The following blog post was written with the assistance of AI
Maastricht is located in the southern-most part of the Netherlands, close to the borders of Germany and Belgium. One of the major geographical features in Maastricht is the Meuse river. As we walked along its banks, we paid attention to the light hustle and bustle of the city. Cyclists and pedestrians alike crossed from one side of the river to the other. Car traffic was minimal. The banks of the river are dotted with benches, allowing people to just sit and enjoy view, or even catch the aroma of nearby cafes and eateries or the crisp river breeze. The architecture of Maastricht graces the horizon adding to the scenery.
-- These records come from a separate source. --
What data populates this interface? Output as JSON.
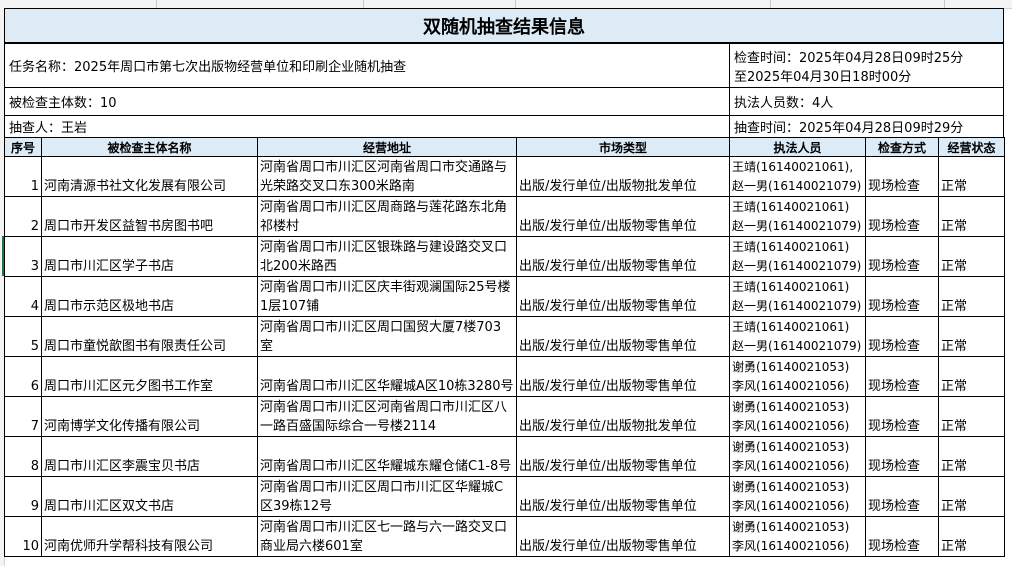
{
  "title": "双随机抽查结果信息",
  "task": {
    "name": "任务名称：2025年周口市第七次出版物经营单位和印刷企业随机抽查",
    "time_line1": "检查时间：2025年04月28日09时25分",
    "time_line2": "至2025年04月30日18时00分"
  },
  "counts": {
    "subjects": "被检查主体数：10",
    "officers": "执法人员数：4人"
  },
  "sampler": {
    "name": "抽查人：王岩",
    "time": "抽查时间：2025年04月28日09时29分"
  },
  "table": {
    "headers": [
      "序号",
      "被检查主体名称",
      "经营地址",
      "市场类型",
      "执法人员",
      "检查方式",
      "经营状态"
    ],
    "rows": [
      {
        "no": "1",
        "name": "河南清源书社文化发展有限公司",
        "address": "河南省周口市川汇区河南省周口市交通路与光荣路交叉口东300米路南",
        "market": "出版/发行单位/出版物批发单位",
        "officer1": "王靖(16140021061),",
        "officer2": "赵一男(16140021079)",
        "method": "现场检查",
        "status": "正常"
      },
      {
        "no": "2",
        "name": "周口市开发区益智书房图书吧",
        "address": "河南省周口市川汇区周商路与莲花路东北角祁楼村",
        "market": "出版/发行单位/出版物零售单位",
        "officer1": "王靖(16140021061)",
        "officer2": "赵一男(16140021079)",
        "method": "现场检查",
        "status": "正常"
      },
      {
        "no": "3",
        "name": "周口市川汇区学子书店",
        "address": "河南省周口市川汇区银珠路与建设路交叉口北200米路西",
        "market": "出版/发行单位/出版物零售单位",
        "officer1": "王靖(16140021061)",
        "officer2": "赵一男(16140021079)",
        "method": "现场检查",
        "status": "正常"
      },
      {
        "no": "4",
        "name": "周口市示范区极地书店",
        "address": "河南省周口市川汇区庆丰街观澜国际25号楼1层107铺",
        "market": "出版/发行单位/出版物零售单位",
        "officer1": "王靖(16140021061)",
        "officer2": "赵一男(16140021079)",
        "method": "现场检查",
        "status": "正常"
      },
      {
        "no": "5",
        "name": "周口市童悦歆图书有限责任公司",
        "address": "河南省周口市川汇区周口国贸大厦7楼703室",
        "market": "出版/发行单位/出版物零售单位",
        "officer1": "王靖(16140021061)",
        "officer2": "赵一男(16140021079)",
        "method": "现场检查",
        "status": "正常"
      },
      {
        "no": "6",
        "name": "周口市川汇区元夕图书工作室",
        "address": "河南省周口市川汇区华耀城A区10栋3280号",
        "market": "出版/发行单位/出版物零售单位",
        "officer1": "谢勇(16140021053)",
        "officer2": "李风(16140021056)",
        "method": "现场检查",
        "status": "正常"
      },
      {
        "no": "7",
        "name": "河南博学文化传播有限公司",
        "address": "河南省周口市川汇区河南省周口市川汇区八一路百盛国际综合一号楼2114",
        "market": "出版/发行单位/出版物批发单位",
        "officer1": "谢勇(16140021053)",
        "officer2": "李风(16140021056)",
        "method": "现场检查",
        "status": "正常"
      },
      {
        "no": "8",
        "name": "周口市川汇区李震宝贝书店",
        "address": "河南省周口市川汇区华耀城东耀仓储C1-8号",
        "market": "出版/发行单位/出版物零售单位",
        "officer1": "谢勇(16140021053)",
        "officer2": "李风(16140021056)",
        "method": "现场检查",
        "status": "正常"
      },
      {
        "no": "9",
        "name": "周口市川汇区双文书店",
        "address": "河南省周口市川汇区周口市川汇区华耀城C区39栋12号",
        "market": "出版/发行单位/出版物零售单位",
        "officer1": "谢勇(16140021053)",
        "officer2": "李风(16140021056)",
        "method": "现场检查",
        "status": "正常"
      },
      {
        "no": "10",
        "name": "河南优师升学帮科技有限公司",
        "address": "河南省周口市川汇区七一路与六一路交叉口商业局六楼601室",
        "market": "出版/发行单位/出版物零售单位",
        "officer1": "谢勇(16140021053)",
        "officer2": "李风(16140021056)",
        "method": "现场检查",
        "status": "正常"
      }
    ]
  }
}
Within the historic city center, the Binnenstad (translates to “inner city”) still retains its architecture to create an atmosphere of old-world charm. Cobblestone streets wind through the district, leading to past centuries-old buildings adorned with ornate facades. City squares are surrounded by historic structures, bustling cafes, and vibrant markets, making them hubs of activity and culture.
The great thing is that the whole city center is a pedestrian zone. This is something I really enjoy about Europe in general that we don’t get back home. North Americans are so engrossed in their car culture that this would never happen.
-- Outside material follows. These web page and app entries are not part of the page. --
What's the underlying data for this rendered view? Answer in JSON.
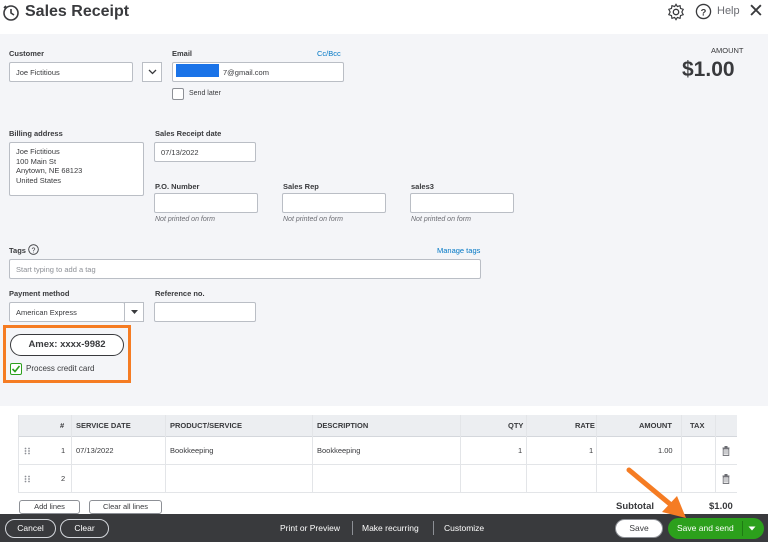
{
  "header": {
    "title": "Sales Receipt",
    "help_label": "Help",
    "close_glyph": "✕"
  },
  "form": {
    "customer_label": "Customer",
    "customer_value": "Joe Fictitious",
    "email_label": "Email",
    "email_value": "7@gmail.com",
    "ccbcc_label": "Cc/Bcc",
    "send_later_label": "Send later",
    "amount_label": "AMOUNT",
    "amount_value": "$1.00",
    "billing_label": "Billing address",
    "billing_lines": [
      "Joe Fictitious",
      "100 Main St",
      "Anytown, NE  68123",
      "United States"
    ],
    "date_label": "Sales Receipt date",
    "date_value": "07/13/2022",
    "po_label": "P.O. Number",
    "salesrep_label": "Sales Rep",
    "sales3_label": "sales3",
    "not_printed": "Not printed on form",
    "tags_label": "Tags",
    "manage_tags_label": "Manage tags",
    "tags_placeholder": "Start typing to add a tag",
    "payment_label": "Payment method",
    "payment_value": "American Express",
    "reference_label": "Reference no.",
    "card_label": "Amex: xxxx-9982",
    "process_card_label": "Process credit card",
    "process_card_checked": true
  },
  "table": {
    "columns": [
      "#",
      "SERVICE DATE",
      "PRODUCT/SERVICE",
      "DESCRIPTION",
      "QTY",
      "RATE",
      "AMOUNT",
      "TAX"
    ],
    "rows": [
      {
        "num": "1",
        "date": "07/13/2022",
        "product": "Bookkeeping",
        "description": "Bookkeeping",
        "qty": "1",
        "rate": "1",
        "amount": "1.00"
      },
      {
        "num": "2",
        "date": "",
        "product": "",
        "description": "",
        "qty": "",
        "rate": "",
        "amount": ""
      }
    ],
    "add_lines_label": "Add lines",
    "clear_lines_label": "Clear all lines",
    "subtotal_label": "Subtotal",
    "subtotal_value": "$1.00"
  },
  "footer": {
    "cancel_label": "Cancel",
    "clear_label": "Clear",
    "print_label": "Print or Preview",
    "recurring_label": "Make recurring",
    "customize_label": "Customize",
    "save_label": "Save",
    "save_send_label": "Save and send"
  },
  "colors": {
    "accent_green": "#2ca01c",
    "highlight_orange": "#f57c23",
    "link_blue": "#0077c5",
    "footer_bg": "#393a3d"
  }
}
One of the iconic buildings in the Binnenstad is the Boekhandel Dominicanen, which is housed within a 700-year-old Gothic church. The nave, once filled with pews and worshippers, now houses bookshelves and reading areas. The church’s original features, including its grand arches, columns, and stained glass windows, were preserved, creating a breathtaking backdrop that melds the spiritual and the intellectual.
Maastricht’s attractions extend beyond the old town streets and the picturesque Meuse River. Not far from the city center, and beneath the surface lies a hidden world that adds another layer of fascination to the city—the Maastricht Caves. These underground passages, some of which were carved by hand centuries ago, for mining limestone. The rock is so porous that if you poured water on it, and touched the rock immediately, it’d be dry.
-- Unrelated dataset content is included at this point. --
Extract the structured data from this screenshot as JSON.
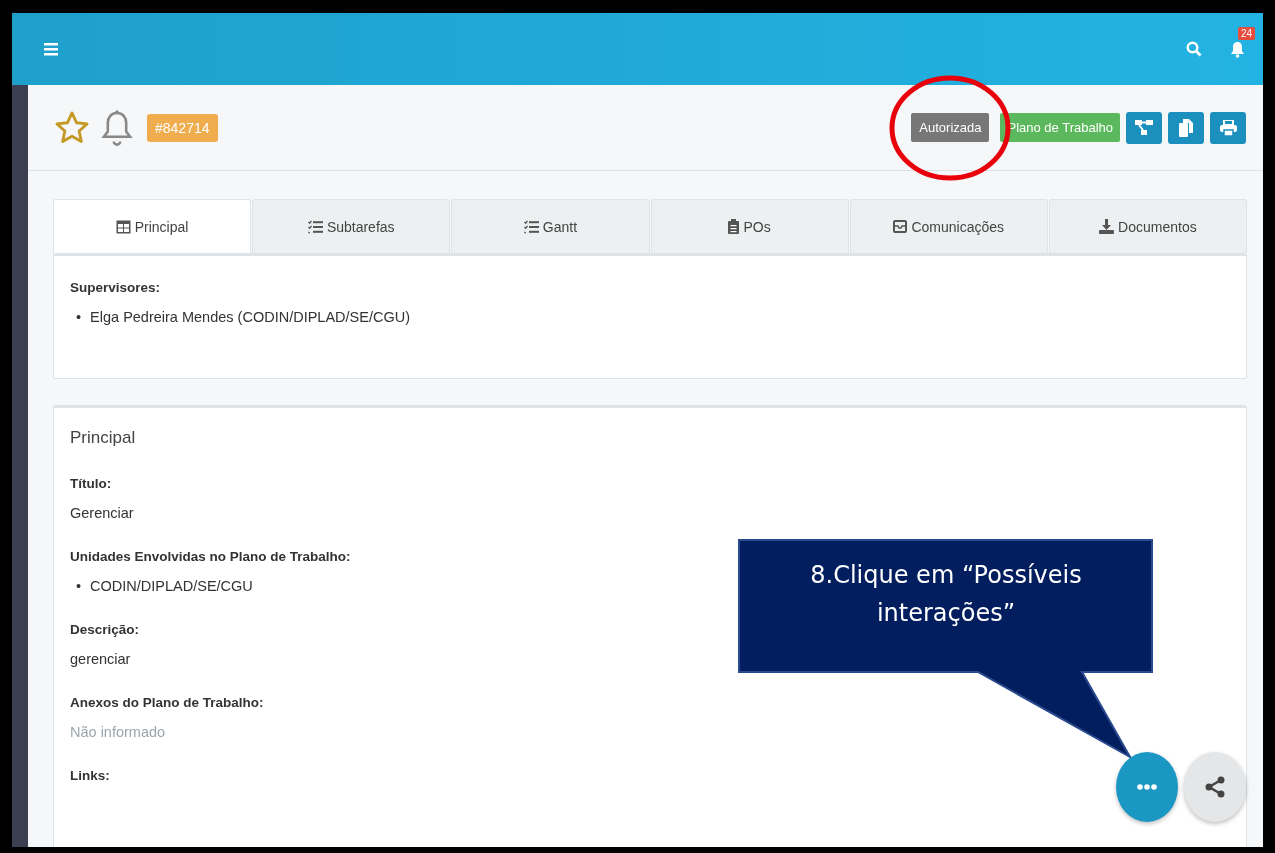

As mining activity decreased in the caves, people started making works of art on its walls, which added to tourism in Maastricht.
In its recent history, the caves provided shelter during wartime, and were also used to hide valuable paintings from the Germans. The cave network is massive enough to easily hide this sort of stuff. Even if the Germans knew there were things hidden in here, it’s unlikely they’d be able to uncover every corner of this place. Even with a light, the place is tough to navigate – imagine having no light.
The area above the caves now has become a hiking trail with a viewpoint to a quarry that ceased operations in 2018, and an old military fort used to defend Maastricht in centuries past.
Look here to see more of Maastricht